Our three readings this Sunday focus on God’s promise: the promise of everlasting life at the end of our Christian journey on this earth. Our central text, from John's Gospel, is the story of the raising of Lazarus, dead four days in the tomb. Except for Jesus, every character in the story is limited by his or her expectations; they cannot yet fully see Jesus for who he is, though they have come quite far along their journey. They are in need of internal light – not an exterior source shedding light on their misunderstanding, but a light from within, so that they can see even where there is darkness. In the story of Lazarus, Jesus moves them all along, to a point where at last they have an inkling of who he truly is and what he has come to accomplish. Martha, for example, knows that God will listen and grant whatever Jesus requests (though she does not yet see Jesus as God). Jesus’s invocation, Untie him, is not simply a literal request: untie him, Jesus is saying, from the bonds your limited faith has put him in! Let him be raised, that you might see, and believe! The irony, of course, is that Jesus is on the path to his own death even as he raises his friend Lazarus from the tomb. Yet I AM the Resurrection and the Life, he tells Martha, and soon we will see him rise himself.

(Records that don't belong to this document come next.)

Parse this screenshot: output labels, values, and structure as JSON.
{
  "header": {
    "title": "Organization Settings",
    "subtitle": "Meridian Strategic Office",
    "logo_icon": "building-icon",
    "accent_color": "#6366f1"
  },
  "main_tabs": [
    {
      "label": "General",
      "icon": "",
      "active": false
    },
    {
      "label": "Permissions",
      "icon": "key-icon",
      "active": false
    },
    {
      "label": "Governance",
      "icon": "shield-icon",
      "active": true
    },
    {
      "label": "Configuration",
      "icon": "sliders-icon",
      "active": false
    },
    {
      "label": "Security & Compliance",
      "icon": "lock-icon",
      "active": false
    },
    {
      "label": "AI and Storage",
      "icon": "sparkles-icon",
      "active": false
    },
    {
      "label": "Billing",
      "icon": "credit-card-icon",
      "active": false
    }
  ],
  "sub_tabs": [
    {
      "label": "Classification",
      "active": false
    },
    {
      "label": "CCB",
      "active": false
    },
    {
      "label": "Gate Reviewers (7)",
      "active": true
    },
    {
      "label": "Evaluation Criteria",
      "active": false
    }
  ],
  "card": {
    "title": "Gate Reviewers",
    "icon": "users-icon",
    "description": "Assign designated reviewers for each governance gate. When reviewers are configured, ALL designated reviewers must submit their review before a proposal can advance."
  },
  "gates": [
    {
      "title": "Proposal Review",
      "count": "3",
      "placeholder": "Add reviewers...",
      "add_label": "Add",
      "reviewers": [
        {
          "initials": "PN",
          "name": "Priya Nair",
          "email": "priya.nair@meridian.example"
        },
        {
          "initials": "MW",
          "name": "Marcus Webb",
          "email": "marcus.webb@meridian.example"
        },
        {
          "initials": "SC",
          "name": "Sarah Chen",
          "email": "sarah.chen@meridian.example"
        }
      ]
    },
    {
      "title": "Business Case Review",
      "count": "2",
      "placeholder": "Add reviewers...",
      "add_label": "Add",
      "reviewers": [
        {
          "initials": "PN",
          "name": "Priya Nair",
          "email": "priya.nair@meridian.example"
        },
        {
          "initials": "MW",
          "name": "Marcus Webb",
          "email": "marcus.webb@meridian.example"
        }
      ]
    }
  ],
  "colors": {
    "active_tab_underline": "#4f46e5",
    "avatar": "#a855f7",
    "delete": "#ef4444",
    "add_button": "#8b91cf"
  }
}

The key, here, is holding onto God’s promise. In our reading from Ezekiel, the people of Israel are slaves in a foreign land, and their witness to God’s kingdom has been torn apart. They are without hope. Here, only God has the power to raise this nation from the dead, opening their (metaphorical) graves so that they might restore the kingdom. Out of the depths, the psalmist cries out in De Profundis (Psalm 130). Lamenting, the psalmist recognizes his sinfulness, yet trusts in God’s great capacity to save; faith is the very reason he has for praying from those depths.
And so, as Paul indicates to the Romans, Lazarus’s second death should not be cause for concern, as now they know, thanks to the dying and rising of Jesus, that there is something more to hope for: permanent resurrection of the dead, all the dead, and the promise of eternal life. If you allow the Spirit of Christ to enter you, to dwell in you, you will be – as you are called in baptism to be – God-centered and other-centered. Our whole life from baptism is an ongoing journey of transformation, that sacrament being the very beginning of a journey of living with the Spirit of Christ alive in us. It will lead us to, take us to, death, but it will culminate in life in our mortal bodies, and our own eternal dwelling with Jesus forever.
This post is based on Fr. Pat's Scripture class.